Big Time Adolescence, Orley’s debut feature, proved that the filmmaker possesses the ability to indulge in genre clichés while also tweaking them in ways that prove far more interesting than the average studio pap. That’s not to say that Orley is reinventing the wheel or anything, but he does have a keen understanding of how to deliver fun in a genre where novelty usually goes to die. But it’s also Orley and company’s penchant for coloring outside the lines that proves to be the film’s biggest hiccup when it comes to its central romance. By design, Emma and Peter are often stranded in separate storylines, reuniting for a few stray scenes here and there to discuss their vengeance-fueled progress. That makes it nearly impossible for the two characters to form much developed intimacy, making the prescribed ending ring a little hollow, regardless of the charming leads’ best efforts, as well as a final shot that cuts to black on a note of pure perfection. There are simply too many distractions littered about, regardless of their entertainment value, including Emma befriending a troubled high school student (Luke David Blumm) with multiple gay dads and two college-aged roommates (Mason Gooding and Dylan Gelula) who have loud sex and, well, that’s it. But as such efforts often go, it all comes back to the rom-com couple, and it’s an inestimable boon for the film to have it anchored by Slate and Day, two of the most likable performers working, both of whom are afforded the opportunity to show off their distinct comedic stylings to winning effect. Any excuse to be in their company for two hours is a welcome proposition, and they ably carry I Want You Back on their backs with an effortless grace that would make Mikhail Baryshnikov proud.

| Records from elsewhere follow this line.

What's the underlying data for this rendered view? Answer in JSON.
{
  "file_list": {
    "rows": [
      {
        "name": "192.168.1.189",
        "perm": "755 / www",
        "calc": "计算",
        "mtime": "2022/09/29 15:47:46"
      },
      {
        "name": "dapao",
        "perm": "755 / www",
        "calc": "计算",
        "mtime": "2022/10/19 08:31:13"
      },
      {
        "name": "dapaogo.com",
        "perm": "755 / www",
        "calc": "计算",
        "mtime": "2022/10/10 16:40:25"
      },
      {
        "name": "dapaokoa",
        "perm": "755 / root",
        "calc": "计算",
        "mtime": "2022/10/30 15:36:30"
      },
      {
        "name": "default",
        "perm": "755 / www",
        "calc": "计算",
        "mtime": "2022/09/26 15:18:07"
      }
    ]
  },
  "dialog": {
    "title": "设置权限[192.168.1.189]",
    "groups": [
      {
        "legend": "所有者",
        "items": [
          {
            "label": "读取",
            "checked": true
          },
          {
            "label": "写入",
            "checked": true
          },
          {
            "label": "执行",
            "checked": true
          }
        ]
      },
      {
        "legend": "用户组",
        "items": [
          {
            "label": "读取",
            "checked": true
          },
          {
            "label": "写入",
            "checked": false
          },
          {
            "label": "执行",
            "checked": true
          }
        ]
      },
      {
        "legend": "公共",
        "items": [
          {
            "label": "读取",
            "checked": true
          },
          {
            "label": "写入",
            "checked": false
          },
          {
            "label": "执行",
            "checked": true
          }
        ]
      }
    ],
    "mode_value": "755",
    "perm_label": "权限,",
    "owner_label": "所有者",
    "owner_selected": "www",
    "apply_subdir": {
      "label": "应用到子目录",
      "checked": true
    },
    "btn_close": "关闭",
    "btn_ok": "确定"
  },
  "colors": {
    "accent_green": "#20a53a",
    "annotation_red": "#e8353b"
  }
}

For those couples who like their date-night hijinks just a tad askew, I Want You Back will make for a fine two-hour distraction this Valentine’s Day, while being just acidic enough to keep even the singles from crying foul. Who says romance is dead?